As to the “publication” requirement in certain personal injury-type claims, we saw this situation recently in the cyberliability context, in the Connecticut case of Recall Total Information v. Federal Insurance.  There, IBM hired a contractor (Recall) to transport and store electronic media tapes containing personal information (including social security numbers) of 500,000 IBM employees. The tapes fell out of the back of a truck that was rolling down the highway, an unknown person picked them up, and IBM claimed $6 million in damages to remediate the problem (primarily consisting of costs to identify and notify the persons whose data potentially had been compromised). Recall filed a claim with its liability carrier, under the “invasion of privacy” provisions in the “personal injury” coverage.  But, as in Stafford, the Court held that no “personal injury” because there was no proof of “publication”.  Specifically, there was no proof that anyone had actually downloaded the data from the tapes.  The Court wrote: “Regardless of the precise definition of publication, we believe that access is a necessary prerequisite to the communication or disclosure of personal information.”
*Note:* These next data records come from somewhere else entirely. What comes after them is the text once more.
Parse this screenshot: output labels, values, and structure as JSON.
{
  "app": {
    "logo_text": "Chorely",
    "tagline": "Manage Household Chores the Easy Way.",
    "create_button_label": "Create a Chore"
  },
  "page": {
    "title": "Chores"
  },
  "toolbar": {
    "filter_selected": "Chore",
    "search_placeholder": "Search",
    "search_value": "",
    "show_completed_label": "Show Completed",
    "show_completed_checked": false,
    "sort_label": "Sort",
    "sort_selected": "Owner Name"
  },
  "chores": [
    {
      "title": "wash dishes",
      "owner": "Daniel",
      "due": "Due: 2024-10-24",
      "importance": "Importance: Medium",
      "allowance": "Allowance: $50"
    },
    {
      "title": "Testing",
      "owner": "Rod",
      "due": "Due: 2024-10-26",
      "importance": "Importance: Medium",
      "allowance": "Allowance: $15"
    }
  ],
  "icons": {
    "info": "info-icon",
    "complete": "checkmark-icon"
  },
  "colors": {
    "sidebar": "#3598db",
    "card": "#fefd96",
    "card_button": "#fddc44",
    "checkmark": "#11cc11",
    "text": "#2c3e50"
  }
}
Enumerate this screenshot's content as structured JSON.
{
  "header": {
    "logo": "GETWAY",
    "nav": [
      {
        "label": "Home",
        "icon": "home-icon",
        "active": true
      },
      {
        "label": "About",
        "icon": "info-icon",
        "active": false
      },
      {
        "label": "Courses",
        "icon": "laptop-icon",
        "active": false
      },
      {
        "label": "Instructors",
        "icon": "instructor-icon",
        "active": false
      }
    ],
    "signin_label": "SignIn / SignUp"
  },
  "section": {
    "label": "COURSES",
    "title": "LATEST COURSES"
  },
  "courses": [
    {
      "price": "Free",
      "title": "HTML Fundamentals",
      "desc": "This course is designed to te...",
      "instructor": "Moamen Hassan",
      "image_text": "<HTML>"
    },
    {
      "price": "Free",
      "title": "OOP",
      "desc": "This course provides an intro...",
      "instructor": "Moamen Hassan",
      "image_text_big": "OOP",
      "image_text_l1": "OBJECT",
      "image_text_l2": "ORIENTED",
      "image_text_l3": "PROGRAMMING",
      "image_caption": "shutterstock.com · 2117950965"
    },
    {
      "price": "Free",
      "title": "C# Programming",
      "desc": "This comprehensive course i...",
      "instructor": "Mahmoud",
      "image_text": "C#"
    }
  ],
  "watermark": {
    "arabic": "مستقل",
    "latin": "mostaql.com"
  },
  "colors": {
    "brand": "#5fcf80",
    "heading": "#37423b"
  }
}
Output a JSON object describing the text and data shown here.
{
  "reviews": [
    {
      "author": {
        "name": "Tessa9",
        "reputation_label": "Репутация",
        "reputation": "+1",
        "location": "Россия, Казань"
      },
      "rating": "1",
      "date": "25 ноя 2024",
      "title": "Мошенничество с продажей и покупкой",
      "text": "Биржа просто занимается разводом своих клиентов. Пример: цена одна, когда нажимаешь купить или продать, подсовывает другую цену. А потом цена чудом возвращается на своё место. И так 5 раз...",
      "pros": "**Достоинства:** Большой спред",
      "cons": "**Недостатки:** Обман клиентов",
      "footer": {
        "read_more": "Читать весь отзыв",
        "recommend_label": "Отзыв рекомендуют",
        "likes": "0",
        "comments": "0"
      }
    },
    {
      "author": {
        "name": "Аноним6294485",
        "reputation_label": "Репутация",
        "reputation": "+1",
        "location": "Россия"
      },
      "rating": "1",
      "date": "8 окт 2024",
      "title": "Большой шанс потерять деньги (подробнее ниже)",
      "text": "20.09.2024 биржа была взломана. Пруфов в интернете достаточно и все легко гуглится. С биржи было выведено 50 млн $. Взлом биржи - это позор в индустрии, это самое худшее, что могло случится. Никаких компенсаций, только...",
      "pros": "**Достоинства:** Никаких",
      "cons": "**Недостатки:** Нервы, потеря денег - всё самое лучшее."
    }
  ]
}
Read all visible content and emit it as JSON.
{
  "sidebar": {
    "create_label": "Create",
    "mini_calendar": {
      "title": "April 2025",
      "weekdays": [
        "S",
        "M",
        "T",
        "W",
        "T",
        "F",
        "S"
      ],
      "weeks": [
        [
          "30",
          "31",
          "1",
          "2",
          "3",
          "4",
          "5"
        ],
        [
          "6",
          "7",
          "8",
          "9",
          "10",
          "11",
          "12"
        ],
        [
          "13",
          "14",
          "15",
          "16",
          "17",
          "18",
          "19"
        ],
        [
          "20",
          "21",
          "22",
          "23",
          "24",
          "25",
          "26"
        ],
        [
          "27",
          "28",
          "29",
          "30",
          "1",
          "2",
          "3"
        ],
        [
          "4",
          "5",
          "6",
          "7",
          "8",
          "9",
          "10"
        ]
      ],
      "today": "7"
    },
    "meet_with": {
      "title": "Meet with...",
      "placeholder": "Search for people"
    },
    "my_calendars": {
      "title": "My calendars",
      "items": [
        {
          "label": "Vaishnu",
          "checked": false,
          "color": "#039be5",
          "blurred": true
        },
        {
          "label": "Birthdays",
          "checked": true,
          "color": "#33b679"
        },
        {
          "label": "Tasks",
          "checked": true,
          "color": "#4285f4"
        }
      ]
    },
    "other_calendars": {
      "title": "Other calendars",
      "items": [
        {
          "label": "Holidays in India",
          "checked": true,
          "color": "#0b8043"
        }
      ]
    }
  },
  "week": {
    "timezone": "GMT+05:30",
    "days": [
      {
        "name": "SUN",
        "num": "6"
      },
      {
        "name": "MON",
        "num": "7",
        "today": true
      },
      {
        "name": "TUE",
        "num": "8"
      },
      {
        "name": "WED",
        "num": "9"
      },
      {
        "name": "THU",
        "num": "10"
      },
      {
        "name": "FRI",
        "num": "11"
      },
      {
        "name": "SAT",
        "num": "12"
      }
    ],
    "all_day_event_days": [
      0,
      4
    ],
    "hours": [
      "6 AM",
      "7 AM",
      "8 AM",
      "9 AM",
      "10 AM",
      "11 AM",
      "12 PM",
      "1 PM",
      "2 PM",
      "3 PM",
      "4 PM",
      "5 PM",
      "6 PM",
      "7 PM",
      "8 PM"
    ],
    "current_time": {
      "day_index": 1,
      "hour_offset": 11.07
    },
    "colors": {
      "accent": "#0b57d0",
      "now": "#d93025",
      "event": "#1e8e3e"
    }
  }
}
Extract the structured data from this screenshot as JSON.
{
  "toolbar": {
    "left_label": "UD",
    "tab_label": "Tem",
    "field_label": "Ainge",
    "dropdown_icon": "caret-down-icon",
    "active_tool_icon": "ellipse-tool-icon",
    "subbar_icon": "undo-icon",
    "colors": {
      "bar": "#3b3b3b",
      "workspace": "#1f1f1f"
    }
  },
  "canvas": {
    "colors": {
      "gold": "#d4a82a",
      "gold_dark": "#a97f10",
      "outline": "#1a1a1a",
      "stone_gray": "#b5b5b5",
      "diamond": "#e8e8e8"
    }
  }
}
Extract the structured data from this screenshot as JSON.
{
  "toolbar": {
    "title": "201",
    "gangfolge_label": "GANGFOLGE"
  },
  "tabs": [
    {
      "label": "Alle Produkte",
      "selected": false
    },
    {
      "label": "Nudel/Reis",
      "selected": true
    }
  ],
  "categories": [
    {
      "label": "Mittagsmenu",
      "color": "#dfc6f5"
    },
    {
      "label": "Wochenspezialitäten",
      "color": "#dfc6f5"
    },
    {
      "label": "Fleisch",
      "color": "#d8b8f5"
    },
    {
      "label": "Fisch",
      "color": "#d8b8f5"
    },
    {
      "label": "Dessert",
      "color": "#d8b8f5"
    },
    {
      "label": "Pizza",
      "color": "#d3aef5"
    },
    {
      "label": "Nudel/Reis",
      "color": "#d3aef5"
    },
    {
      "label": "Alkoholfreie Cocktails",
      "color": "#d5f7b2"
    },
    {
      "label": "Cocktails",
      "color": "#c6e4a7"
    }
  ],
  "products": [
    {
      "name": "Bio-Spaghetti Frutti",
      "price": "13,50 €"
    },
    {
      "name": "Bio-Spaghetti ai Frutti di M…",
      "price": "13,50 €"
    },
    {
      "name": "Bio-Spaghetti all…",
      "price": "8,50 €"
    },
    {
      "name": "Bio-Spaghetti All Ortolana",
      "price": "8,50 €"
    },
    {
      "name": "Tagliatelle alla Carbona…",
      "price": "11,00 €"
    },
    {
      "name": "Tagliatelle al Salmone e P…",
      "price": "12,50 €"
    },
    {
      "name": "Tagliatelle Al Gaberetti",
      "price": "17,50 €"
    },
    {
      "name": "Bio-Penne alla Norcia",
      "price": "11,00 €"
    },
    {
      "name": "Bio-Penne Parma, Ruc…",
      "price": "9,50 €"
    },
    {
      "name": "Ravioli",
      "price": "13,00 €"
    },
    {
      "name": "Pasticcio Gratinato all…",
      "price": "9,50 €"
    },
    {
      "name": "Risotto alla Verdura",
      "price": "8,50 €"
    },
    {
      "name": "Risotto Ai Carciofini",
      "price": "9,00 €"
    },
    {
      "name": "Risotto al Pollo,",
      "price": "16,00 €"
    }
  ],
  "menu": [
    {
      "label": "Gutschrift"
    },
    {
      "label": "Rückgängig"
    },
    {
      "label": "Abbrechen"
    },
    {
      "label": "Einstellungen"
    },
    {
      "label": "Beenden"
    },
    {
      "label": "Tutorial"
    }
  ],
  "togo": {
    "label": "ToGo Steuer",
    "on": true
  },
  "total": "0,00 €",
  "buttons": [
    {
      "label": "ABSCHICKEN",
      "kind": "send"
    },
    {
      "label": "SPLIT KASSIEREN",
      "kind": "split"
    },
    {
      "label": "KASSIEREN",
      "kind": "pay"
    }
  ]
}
Back to the Stafford case. One possible avenue of recovery in the policy (not discussed by the Court) was the additional “malicious prosecution” coverage under the personal injury part (an offense that does not require “publication”). After all, JKD essentially contended (unsuccessfully) that Stafford improperly prosecuted the claim of the missing diamond, in an effort to commit insurance fraud.  The problem is that, for a malicious prosecution lawsuit to have merit, the underlying claim has to terminate unfavorably for the alleged “malicious prosecutor” (here, Stafford). Stafford won its lawsuit against JKD, so the personal injury coverage for malicious prosecution wouldn’t work. Note to risk managers: Try to have personal injury coverage endorsed on the policy for “abuse of process,” not only “malicious prosecution.”  “Abuse of process” does not require the plaintiff (policyholder) to lose its case, and therefore coverage for “abuse of process” is broader.

As for Stafford and the Pink Panther, well, sometimes, things just don’t work out quite as well as you’d like.